Stored data
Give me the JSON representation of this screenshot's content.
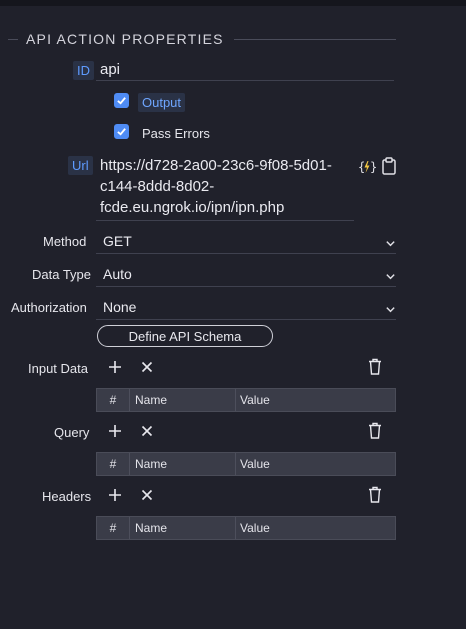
{
  "section": {
    "title": "API ACTION PROPERTIES"
  },
  "id_field": {
    "label": "ID",
    "value": "api"
  },
  "output_checkbox": {
    "label": "Output",
    "checked": true
  },
  "pass_errors_checkbox": {
    "label": "Pass Errors",
    "checked": true
  },
  "url_field": {
    "label": "Url",
    "lines": [
      "https://d728-2a00-23c6-9f08-5d01-",
      "c144-8ddd-8d02-",
      "fcde.eu.ngrok.io/ipn/ipn.php"
    ]
  },
  "method": {
    "label": "Method",
    "value": "GET"
  },
  "data_type": {
    "label": "Data Type",
    "value": "Auto"
  },
  "authorization": {
    "label": "Authorization",
    "value": "None"
  },
  "define_schema": {
    "label": "Define API Schema"
  },
  "table_columns": {
    "hash": "#",
    "name": "Name",
    "value": "Value"
  },
  "input_data": {
    "label": "Input Data"
  },
  "query": {
    "label": "Query"
  },
  "headers": {
    "label": "Headers"
  },
  "colors": {
    "background": "#20212b",
    "accent": "#4f8cf5",
    "tag_text": "#5e9bff"
  }
}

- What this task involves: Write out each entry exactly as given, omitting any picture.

- Result for this exercise:
Give me the JSON representation of this screenshot's content.
{
  "section": {
    "title": "API ACTION PROPERTIES"
  },
  "id_field": {
    "label": "ID",
    "value": "api"
  },
  "output_checkbox": {
    "label": "Output",
    "checked": true
  },
  "pass_errors_checkbox": {
    "label": "Pass Errors",
    "checked": true
  },
  "url_field": {
    "label": "Url",
    "lines": [
      "https://d728-2a00-23c6-9f08-5d01-",
      "c144-8ddd-8d02-",
      "fcde.eu.ngrok.io/ipn/ipn.php"
    ]
  },
  "method": {
    "label": "Method",
    "value": "GET"
  },
  "data_type": {
    "label": "Data Type",
    "value": "Auto"
  },
  "authorization": {
    "label": "Authorization",
    "value": "None"
  },
  "define_schema": {
    "label": "Define API Schema"
  },
  "table_columns": {
    "hash": "#",
    "name": "Name",
    "value": "Value"
  },
  "input_data": {
    "label": "Input Data"
  },
  "query": {
    "label": "Query"
  },
  "headers": {
    "label": "Headers"
  },
  "colors": {
    "background": "#20212b",
    "accent": "#4f8cf5",
    "tag_text": "#5e9bff"
  }
}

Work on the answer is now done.